[Task input Boundary: Start]
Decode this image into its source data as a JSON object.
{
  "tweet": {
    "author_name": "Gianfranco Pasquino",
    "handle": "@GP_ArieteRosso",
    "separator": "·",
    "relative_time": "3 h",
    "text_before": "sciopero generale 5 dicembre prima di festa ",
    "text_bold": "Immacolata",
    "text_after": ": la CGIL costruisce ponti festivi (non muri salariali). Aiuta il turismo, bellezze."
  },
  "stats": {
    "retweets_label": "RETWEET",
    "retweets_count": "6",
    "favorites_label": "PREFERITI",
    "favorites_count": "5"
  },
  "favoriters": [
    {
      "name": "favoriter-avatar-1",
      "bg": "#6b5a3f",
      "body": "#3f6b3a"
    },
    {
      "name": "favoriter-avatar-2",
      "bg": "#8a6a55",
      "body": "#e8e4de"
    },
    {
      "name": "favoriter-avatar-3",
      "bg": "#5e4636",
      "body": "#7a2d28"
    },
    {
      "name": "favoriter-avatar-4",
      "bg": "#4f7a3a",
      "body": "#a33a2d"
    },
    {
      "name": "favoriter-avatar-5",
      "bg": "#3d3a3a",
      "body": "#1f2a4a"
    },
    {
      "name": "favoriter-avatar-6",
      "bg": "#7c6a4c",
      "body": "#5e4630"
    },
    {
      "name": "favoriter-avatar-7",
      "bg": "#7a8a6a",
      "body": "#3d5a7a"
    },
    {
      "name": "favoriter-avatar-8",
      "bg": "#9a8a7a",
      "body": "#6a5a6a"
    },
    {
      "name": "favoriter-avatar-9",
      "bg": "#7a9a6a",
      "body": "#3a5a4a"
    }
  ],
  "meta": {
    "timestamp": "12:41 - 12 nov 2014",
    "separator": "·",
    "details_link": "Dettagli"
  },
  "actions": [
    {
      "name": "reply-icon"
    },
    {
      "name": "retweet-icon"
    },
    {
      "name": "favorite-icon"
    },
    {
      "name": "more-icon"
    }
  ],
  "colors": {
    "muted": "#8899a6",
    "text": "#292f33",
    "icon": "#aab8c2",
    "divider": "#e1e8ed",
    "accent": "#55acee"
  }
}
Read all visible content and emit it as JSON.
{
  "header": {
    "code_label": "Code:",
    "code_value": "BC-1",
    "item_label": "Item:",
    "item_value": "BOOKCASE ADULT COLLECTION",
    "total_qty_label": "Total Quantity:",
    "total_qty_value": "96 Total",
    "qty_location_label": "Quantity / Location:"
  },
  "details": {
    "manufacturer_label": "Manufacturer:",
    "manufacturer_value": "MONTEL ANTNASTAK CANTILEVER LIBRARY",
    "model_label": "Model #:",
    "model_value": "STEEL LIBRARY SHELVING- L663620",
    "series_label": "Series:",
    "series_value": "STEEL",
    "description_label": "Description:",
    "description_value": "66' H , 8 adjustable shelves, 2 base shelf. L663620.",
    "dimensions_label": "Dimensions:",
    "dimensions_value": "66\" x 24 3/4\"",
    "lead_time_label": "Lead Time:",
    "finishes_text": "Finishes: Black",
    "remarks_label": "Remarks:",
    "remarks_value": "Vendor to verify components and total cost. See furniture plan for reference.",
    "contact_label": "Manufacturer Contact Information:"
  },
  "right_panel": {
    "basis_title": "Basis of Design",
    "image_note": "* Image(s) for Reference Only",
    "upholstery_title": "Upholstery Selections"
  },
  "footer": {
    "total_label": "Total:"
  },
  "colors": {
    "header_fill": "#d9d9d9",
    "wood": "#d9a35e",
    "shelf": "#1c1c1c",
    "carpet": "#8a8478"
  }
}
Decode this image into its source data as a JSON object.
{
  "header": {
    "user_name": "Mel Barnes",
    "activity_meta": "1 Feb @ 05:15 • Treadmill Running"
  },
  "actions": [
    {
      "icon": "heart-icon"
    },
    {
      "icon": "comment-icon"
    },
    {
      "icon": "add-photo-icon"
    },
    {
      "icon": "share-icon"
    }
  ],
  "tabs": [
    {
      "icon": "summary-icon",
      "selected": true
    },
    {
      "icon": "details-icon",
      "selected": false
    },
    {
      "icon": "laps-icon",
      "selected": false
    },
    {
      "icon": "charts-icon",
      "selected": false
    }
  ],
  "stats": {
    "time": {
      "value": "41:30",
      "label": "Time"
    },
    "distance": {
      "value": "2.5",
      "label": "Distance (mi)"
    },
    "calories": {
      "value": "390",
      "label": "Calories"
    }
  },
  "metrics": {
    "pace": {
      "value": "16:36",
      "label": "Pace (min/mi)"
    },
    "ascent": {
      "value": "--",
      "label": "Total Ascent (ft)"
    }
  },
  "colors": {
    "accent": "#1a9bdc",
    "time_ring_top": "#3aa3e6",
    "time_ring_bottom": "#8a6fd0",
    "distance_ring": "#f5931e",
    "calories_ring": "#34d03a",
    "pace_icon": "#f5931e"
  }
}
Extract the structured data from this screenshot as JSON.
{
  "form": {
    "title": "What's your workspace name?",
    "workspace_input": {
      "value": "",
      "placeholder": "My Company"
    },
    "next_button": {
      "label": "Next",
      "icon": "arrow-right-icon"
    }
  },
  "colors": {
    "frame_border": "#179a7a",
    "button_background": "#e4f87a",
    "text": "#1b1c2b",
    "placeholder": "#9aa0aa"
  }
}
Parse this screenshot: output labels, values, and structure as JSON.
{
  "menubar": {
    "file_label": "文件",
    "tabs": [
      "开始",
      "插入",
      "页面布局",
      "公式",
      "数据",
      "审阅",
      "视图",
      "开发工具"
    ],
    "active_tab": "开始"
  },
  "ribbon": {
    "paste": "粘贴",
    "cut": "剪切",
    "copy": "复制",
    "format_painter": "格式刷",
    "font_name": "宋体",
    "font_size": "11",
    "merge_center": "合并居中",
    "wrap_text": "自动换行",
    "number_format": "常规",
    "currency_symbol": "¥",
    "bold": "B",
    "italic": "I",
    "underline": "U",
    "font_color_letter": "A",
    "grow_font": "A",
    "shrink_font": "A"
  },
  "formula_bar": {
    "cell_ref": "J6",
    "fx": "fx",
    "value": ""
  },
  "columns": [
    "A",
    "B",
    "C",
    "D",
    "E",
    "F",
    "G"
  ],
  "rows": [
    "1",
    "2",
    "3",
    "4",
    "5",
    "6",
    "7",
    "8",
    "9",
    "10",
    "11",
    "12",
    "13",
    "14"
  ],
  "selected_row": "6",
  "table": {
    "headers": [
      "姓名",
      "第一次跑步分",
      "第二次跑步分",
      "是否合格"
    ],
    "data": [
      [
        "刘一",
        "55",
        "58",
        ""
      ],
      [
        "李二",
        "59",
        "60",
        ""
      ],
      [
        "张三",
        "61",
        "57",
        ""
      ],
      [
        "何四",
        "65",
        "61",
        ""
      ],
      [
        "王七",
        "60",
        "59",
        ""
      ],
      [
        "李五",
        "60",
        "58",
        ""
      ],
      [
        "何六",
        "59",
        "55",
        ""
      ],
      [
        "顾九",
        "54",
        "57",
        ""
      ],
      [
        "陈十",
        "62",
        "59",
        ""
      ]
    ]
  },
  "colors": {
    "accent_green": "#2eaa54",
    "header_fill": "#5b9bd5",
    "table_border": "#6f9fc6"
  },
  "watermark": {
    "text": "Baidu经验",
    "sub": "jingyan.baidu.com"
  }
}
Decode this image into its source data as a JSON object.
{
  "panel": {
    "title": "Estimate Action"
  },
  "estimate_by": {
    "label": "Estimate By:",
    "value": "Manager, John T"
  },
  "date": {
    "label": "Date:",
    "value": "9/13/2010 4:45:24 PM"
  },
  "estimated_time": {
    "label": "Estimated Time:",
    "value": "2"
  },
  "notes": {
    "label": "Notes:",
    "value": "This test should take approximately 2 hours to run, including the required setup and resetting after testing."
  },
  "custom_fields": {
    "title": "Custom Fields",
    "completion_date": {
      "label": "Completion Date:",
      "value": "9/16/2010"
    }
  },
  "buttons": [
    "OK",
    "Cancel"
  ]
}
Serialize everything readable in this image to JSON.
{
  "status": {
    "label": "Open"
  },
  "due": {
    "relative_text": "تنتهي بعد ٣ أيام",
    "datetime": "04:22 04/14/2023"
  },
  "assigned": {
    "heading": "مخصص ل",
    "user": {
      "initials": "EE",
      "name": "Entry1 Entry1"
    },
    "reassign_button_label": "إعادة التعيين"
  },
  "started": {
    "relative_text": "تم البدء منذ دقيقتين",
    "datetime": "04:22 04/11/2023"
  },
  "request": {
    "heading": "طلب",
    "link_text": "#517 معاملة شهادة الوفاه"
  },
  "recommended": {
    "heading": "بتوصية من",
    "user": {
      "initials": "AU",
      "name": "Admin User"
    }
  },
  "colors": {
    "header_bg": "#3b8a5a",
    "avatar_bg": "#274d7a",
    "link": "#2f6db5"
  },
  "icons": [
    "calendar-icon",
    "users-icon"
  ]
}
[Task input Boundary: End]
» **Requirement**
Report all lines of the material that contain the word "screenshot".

» **Task answer**
Extract the structured data from this screenshot as JSON.
Parse this screenshot: output labels, values, and structure as JSON.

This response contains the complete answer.